The CRF-1 is very scarce and is sought after by collectors. We have sold hundreds of radios and receivers here on Ebay, but do not commonly have a CRF-1 to offer for sale. Not only is this a scarce unit, but it is in nice overall cosmetic and operational condition. There are a couple of minor marks on the radio, but these can be considered as acceptable for the age of this unit and for it’s relative scarcity. Please note that there is a modification of extra inputs on the rear panel which are believed to be for external antenna and ground, but untested to verify.
Operationally, the radio works wonderfully with no known issues or problems. The front panel lights all illuminate and give off a nice green glow in a darkened room, but which are hard to see during daylight and do not show in my pictures. The included power supply can be adjusted to accommodate voltages ranging from 100 – 240 volts AC. Beneath the power supply is a battery harness clip that is used when you install D cell batteries for operation.

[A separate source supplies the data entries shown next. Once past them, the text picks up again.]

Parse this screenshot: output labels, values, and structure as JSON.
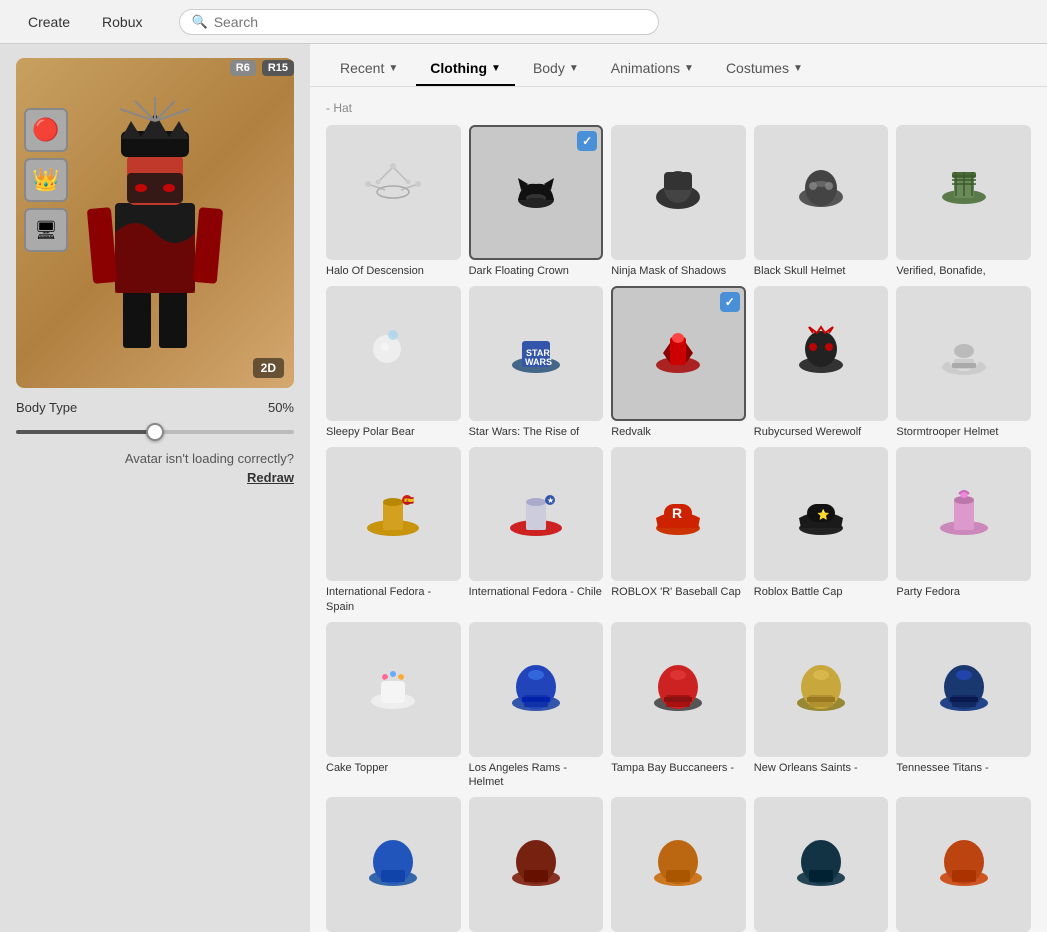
{
  "topbar": {
    "create_label": "Create",
    "robux_label": "Robux",
    "search_placeholder": "Search"
  },
  "left_panel": {
    "r6_badge": "R6",
    "r15_badge": "R15",
    "btn_2d": "2D",
    "body_type_label": "Body Type",
    "body_type_value": "50%",
    "body_type_percent": 50,
    "avatar_warning": "Avatar isn't loading correctly?",
    "redraw_label": "Redraw"
  },
  "tabs": [
    {
      "id": "recent",
      "label": "Recent",
      "active": false
    },
    {
      "id": "clothing",
      "label": "Clothing",
      "active": true
    },
    {
      "id": "body",
      "label": "Body",
      "active": false
    },
    {
      "id": "animations",
      "label": "Animations",
      "active": false
    },
    {
      "id": "costumes",
      "label": "Costumes",
      "active": false
    }
  ],
  "section_label": "- Hat",
  "items": [
    {
      "id": 1,
      "label": "Halo Of Descension",
      "thumb_class": "thumb-halo",
      "icon": "✨",
      "selected": false,
      "check": false
    },
    {
      "id": 2,
      "label": "Dark Floating Crown",
      "thumb_class": "thumb-crown-dark",
      "icon": "👑",
      "selected": true,
      "check": true
    },
    {
      "id": 3,
      "label": "Ninja Mask of Shadows",
      "thumb_class": "thumb-ninja",
      "icon": "🎭",
      "selected": false,
      "check": false
    },
    {
      "id": 4,
      "label": "Black Skull Helmet",
      "thumb_class": "thumb-skull",
      "icon": "💀",
      "selected": false,
      "check": false
    },
    {
      "id": 5,
      "label": "Verified, Bonafide,",
      "thumb_class": "thumb-plaid",
      "icon": "🧢",
      "selected": false,
      "check": false
    },
    {
      "id": 6,
      "label": "Sleepy Polar Bear",
      "thumb_class": "thumb-polar-bear",
      "icon": "🐻",
      "selected": false,
      "check": false
    },
    {
      "id": 7,
      "label": "Star Wars: The Rise of",
      "thumb_class": "thumb-starwars",
      "icon": "⭐",
      "selected": false,
      "check": false
    },
    {
      "id": 8,
      "label": "Redvalk",
      "thumb_class": "thumb-redvalk",
      "icon": "🔴",
      "selected": true,
      "check": true
    },
    {
      "id": 9,
      "label": "Rubycursed Werewolf",
      "thumb_class": "thumb-werewolf",
      "icon": "🐺",
      "selected": false,
      "check": false
    },
    {
      "id": 10,
      "label": "Stormtrooper Helmet",
      "thumb_class": "thumb-trooper",
      "icon": "🪖",
      "selected": false,
      "check": false
    },
    {
      "id": 11,
      "label": "International Fedora - Spain",
      "thumb_class": "thumb-spain",
      "icon": "🪄",
      "selected": false,
      "check": false
    },
    {
      "id": 12,
      "label": "International Fedora - Chile",
      "thumb_class": "thumb-chile",
      "icon": "🎩",
      "selected": false,
      "check": false
    },
    {
      "id": 13,
      "label": "ROBLOX 'R' Baseball Cap",
      "thumb_class": "thumb-roblox-r",
      "icon": "🧢",
      "selected": false,
      "check": false
    },
    {
      "id": 14,
      "label": "Roblox Battle Cap",
      "thumb_class": "thumb-battle-cap",
      "icon": "🎓",
      "selected": false,
      "check": false
    },
    {
      "id": 15,
      "label": "Party Fedora",
      "thumb_class": "thumb-party",
      "icon": "🎉",
      "selected": false,
      "check": false
    },
    {
      "id": 16,
      "label": "Cake Topper",
      "thumb_class": "thumb-cake",
      "icon": "🎂",
      "selected": false,
      "check": false
    },
    {
      "id": 17,
      "label": "Los Angeles Rams - Helmet",
      "thumb_class": "thumb-rams",
      "icon": "🏈",
      "selected": false,
      "check": false
    },
    {
      "id": 18,
      "label": "Tampa Bay Buccaneers -",
      "thumb_class": "thumb-buccaneers",
      "icon": "🏈",
      "selected": false,
      "check": false
    },
    {
      "id": 19,
      "label": "New Orleans Saints -",
      "thumb_class": "thumb-saints",
      "icon": "🏈",
      "selected": false,
      "check": false
    },
    {
      "id": 20,
      "label": "Tennessee Titans -",
      "thumb_class": "thumb-titans",
      "icon": "🏈",
      "selected": false,
      "check": false
    },
    {
      "id": 21,
      "label": "",
      "thumb_class": "thumb-bottom1",
      "icon": "🏈",
      "selected": false,
      "check": false
    },
    {
      "id": 22,
      "label": "",
      "thumb_class": "thumb-bottom2",
      "icon": "🏈",
      "selected": false,
      "check": false
    },
    {
      "id": 23,
      "label": "",
      "thumb_class": "thumb-bottom3",
      "icon": "🏈",
      "selected": false,
      "check": false
    },
    {
      "id": 24,
      "label": "",
      "thumb_class": "thumb-bottom4",
      "icon": "🏈",
      "selected": false,
      "check": false
    },
    {
      "id": 25,
      "label": "",
      "thumb_class": "thumb-bottom5",
      "icon": "🏈",
      "selected": false,
      "check": false
    }
  ]
}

This CRF-1 comes with it’s AC power cord, a copy of the user manual, receiver reviews, copy of the service manual, a Theory of Operation document (not shown), and a CD that has many of the aforementioned documents on it. The unit has the battery holder at the bottom of the battery compartment. This is removed and then snapped on top of the batteries to secure them when the power supply is not being used. This CRF-1 also comes with it’s internal ACP-122W power supply which is not always present and can sell for a handsome sum of money when located for sale. One of these ACP-122W’s sold awhile back in Germany for nearly $300.
I’m sure SWLing Post contributor, Dan Robinson, will know all about the CRF-1 and can, perhaps, comment.
The BuyItNow price for the CRF-1 is $1,695.00 US–a hefty sum and well out of my budget. For what it’s worth, Bigapple59 has a very good reputation on eBay and seems to specialize in the sale of rare solid-state receivers.
Regardless if you’re a Sony collector or not, it’s still mighty fun to take a close look at these benchmark receivers of yesteryear. Hey–one can dream!
Many thanks to SWLing Post reader, John, who hosts TheReportOfTheWeek channel on YouTube and writes:
This is John from VORW Radio International and I wanted to let you know that I will be having a special shortwave broadcast on June 21st and 22nd. The broadcast will consist of talk and music and I hope to provide listeners in Europe, Asia and North America with a good time over the airwaves, with some good music!
The schedule for the transmission is as follows:
Tuesday June 21st
WBCQ – 7490 kHz – 8:00 PM – 9:00 PM Eastern 0000 – 0100 UTC – North America
Wednesday June 22nd
Shortwave Service (Via Armenia 100 kW) — 15780 kHz — 7:00 AM – 8:00 AM Eastern 1100 – 1200 UTC – Asia
Channel 292– 6070 kHz – 11:00 AM – 12:00 PM Eastern 1500 – 1600 UTC – Western, Central and Southern Europe.
Shortwave Service — 6005 kHz — 2:00 PM – 3:00 PM Eastern 1800 – 1900 UTC – Central Europe
Any reception reports will be met with an E-QSL card and can be sent to email@example.com
Thanks for letting us know about your broadcasts, John!